▶ _WHAT THE EXERCISE ASKS_:
Only one number is wanted: the count of lines in the records below that hold the word "icon".

▶ _DATA SHOWN_:
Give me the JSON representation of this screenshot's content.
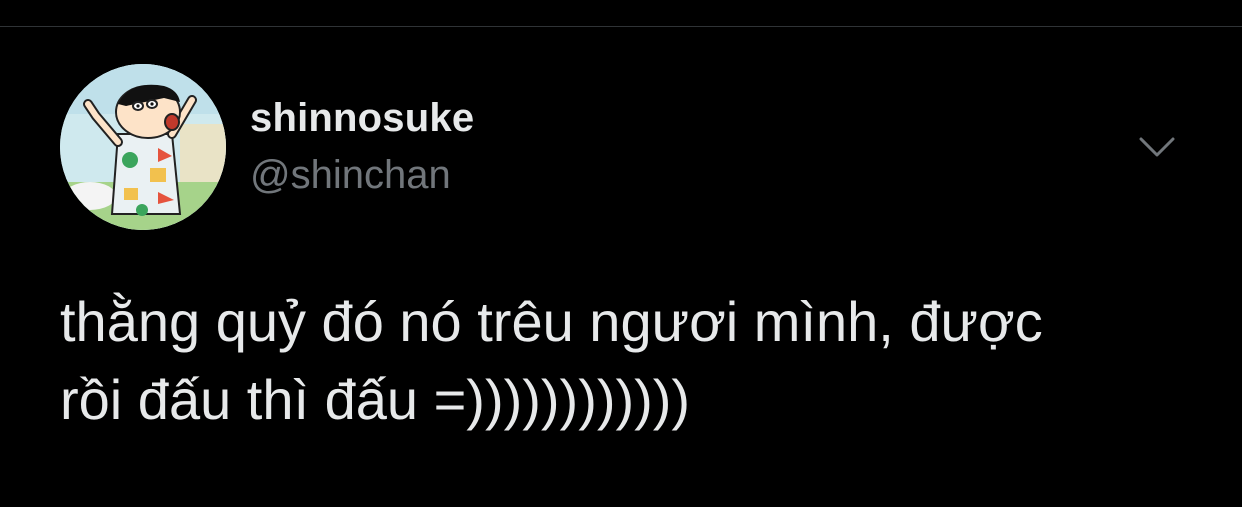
{
  "tweet": {
    "author": {
      "display_name": "shinnosuke",
      "handle": "@shinchan",
      "avatar_icon": "shinchan-avatar-icon"
    },
    "more_icon": "chevron-down-icon",
    "text": "thằng quỷ đó nó trêu ngươi mình, được\nrồi đấu thì đấu =))))))))))))"
  },
  "colors": {
    "background": "#000000",
    "primary_text": "#e7e9ea",
    "secondary_text": "#71767b",
    "divider": "#2f3336"
  }
}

▶ _EXPECTED ANSWER_:
2